(Beginning of Exercise materials)

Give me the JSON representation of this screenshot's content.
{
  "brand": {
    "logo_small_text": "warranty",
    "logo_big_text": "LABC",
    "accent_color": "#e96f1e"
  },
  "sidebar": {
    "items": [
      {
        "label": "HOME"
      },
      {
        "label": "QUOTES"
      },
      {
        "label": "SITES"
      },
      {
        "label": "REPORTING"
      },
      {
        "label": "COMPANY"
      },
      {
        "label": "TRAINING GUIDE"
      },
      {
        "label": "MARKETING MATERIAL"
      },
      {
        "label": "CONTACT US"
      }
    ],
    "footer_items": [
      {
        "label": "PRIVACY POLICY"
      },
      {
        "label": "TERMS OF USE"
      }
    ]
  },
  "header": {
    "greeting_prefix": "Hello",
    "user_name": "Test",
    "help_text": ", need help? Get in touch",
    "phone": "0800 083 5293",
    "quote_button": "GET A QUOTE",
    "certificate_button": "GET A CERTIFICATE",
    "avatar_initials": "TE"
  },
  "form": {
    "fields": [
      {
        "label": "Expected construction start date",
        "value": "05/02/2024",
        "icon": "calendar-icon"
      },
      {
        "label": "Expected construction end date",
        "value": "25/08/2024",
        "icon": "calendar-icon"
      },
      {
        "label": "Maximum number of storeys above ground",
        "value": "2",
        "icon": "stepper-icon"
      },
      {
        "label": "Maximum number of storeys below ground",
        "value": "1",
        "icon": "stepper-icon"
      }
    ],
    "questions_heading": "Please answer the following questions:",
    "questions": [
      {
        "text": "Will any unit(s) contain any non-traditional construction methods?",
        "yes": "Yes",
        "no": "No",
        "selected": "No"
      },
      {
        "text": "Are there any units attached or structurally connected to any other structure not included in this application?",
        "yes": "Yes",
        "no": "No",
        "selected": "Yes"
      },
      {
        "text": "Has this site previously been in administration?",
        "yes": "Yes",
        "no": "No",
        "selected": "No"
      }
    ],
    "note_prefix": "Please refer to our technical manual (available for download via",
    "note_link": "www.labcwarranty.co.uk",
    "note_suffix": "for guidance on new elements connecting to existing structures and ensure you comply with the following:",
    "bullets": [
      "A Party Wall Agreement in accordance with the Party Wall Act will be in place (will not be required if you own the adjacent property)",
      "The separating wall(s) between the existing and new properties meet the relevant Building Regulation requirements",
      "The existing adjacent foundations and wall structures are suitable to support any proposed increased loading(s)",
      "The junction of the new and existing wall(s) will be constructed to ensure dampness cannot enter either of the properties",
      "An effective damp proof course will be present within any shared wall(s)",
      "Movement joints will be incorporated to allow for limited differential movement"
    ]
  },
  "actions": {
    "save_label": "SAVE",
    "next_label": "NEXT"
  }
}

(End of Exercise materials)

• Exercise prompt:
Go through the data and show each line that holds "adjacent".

• Result of this exercise:
      "A Party Wall Agreement in accordance with the Party Wall Act will be in place (will not be required if you own the adjacent property)",
      "The existing adjacent foundations and wall structures are suitable to support any proposed increased loading(s)",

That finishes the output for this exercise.